Tough German bargaining has increased tensions within the eurozone. And Merkel’s warning that the treaty changes would mean that lenders would have to pay part of the costs of future bailouts spooked the markets.
The immediate victim has been Ireland.
In October 2008 the Irish government underwrote most of its banks’ debts, as the Financial Times put it, “thereby turning the state and the banks into one entity from the viewpoint of financial markets”.
But the Irish banks are bust, kept alive by loans from the European Central Bank (ECB).
As this has become clear in the past few weeks, they started haemorrhaging corporate deposits, and interest rates on Irish government debt soared to unsustainable levels.
Last weekend the Irish government accepted what the Financial Times cynically called “the quasi-protectorate status of Greece, under the tutelage of the IMF-ECB-[European] Commission troika”.
But no one knows whether this will stop the “contagion” spreading.

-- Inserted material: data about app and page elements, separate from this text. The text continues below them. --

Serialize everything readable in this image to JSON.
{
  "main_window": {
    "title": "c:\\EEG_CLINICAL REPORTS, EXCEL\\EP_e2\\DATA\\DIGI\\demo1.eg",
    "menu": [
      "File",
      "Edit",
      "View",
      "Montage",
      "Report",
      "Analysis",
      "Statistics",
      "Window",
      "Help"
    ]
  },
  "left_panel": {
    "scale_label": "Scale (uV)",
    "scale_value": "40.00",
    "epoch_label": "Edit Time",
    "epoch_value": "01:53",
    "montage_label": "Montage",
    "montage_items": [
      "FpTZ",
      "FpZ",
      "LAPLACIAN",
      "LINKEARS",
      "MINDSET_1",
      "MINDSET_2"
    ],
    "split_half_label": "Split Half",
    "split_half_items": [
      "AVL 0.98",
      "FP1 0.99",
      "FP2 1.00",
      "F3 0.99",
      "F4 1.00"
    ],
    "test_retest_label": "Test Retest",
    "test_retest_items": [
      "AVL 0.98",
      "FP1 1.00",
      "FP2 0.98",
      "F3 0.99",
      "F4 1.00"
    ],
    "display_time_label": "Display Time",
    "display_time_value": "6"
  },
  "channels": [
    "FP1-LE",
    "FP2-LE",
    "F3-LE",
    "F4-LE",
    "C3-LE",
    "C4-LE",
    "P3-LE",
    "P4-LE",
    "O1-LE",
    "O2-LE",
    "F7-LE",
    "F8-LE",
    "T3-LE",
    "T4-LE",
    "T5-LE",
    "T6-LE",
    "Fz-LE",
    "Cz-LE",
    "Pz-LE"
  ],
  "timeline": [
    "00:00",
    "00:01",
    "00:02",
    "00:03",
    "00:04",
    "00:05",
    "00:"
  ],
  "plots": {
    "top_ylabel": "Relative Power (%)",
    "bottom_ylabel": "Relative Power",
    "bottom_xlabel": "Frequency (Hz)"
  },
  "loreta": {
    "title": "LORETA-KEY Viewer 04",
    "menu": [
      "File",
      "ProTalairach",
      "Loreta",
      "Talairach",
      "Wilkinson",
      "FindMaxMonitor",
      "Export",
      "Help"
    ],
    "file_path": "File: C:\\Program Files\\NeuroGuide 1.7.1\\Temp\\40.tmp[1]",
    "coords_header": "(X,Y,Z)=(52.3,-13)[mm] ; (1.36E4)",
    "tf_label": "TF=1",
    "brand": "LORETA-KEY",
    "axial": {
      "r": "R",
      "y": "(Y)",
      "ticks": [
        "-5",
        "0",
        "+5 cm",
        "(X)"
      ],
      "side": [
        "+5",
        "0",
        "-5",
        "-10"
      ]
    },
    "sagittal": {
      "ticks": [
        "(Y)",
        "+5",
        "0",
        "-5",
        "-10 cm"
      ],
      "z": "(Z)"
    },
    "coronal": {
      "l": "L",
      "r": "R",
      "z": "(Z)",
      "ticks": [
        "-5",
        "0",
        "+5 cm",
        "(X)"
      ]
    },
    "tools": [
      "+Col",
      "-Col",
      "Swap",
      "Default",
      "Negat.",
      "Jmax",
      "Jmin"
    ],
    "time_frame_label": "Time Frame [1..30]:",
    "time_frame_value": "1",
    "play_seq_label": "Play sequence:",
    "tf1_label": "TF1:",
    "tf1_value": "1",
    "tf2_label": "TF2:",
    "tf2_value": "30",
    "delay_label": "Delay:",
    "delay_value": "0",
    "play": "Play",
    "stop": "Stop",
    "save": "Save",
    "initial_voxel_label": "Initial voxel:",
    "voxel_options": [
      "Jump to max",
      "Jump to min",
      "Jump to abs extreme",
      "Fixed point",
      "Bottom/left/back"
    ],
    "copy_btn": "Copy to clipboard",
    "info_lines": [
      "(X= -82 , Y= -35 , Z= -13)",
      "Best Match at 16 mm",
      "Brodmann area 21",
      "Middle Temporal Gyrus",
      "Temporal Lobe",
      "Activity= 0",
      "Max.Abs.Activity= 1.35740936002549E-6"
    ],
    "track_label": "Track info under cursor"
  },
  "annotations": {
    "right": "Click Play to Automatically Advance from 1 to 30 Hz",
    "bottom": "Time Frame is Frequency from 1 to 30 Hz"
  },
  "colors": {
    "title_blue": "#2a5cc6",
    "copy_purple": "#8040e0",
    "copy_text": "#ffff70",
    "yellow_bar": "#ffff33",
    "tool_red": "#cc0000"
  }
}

If the financial markets start to target Spain, also the victim of a property bubble and a much bigger economy than Greece or Ireland, the eurozone could be in real trouble.
A third destabilising factor is provided by the austerity policies sweeping Europe.
These are supposed to reduce government debt by cutting public spending, but all the signs are that they are making things worse.
The Greek government has just had to pledge to make deeper cuts in public spending after projections emerged that its budget deficit will be 9.4 percent of national income this year, rather than the eight percent agreed at the time of the EU-IMF “rescue”.
One reason why this target was missed is that the economy shrank by an unexpectedly high 4.2 percent.
Austerity, by cutting demand for goods and services, reduces economic output and so makes the burden of government borrowing heavier.
Despite a severe economic slump and devastating cuts, an IMF report on Ireland still insists “the high Irish price and wage levels will require a period of ‘internal devaluation’ over the next few years to support export growth.”
The only cure for the ills of austerity offered by the reigning neoliberal consensus is yet more austerity.
A better future depends on the massive social and political struggles needed to break the stranglehold of neoliberalism.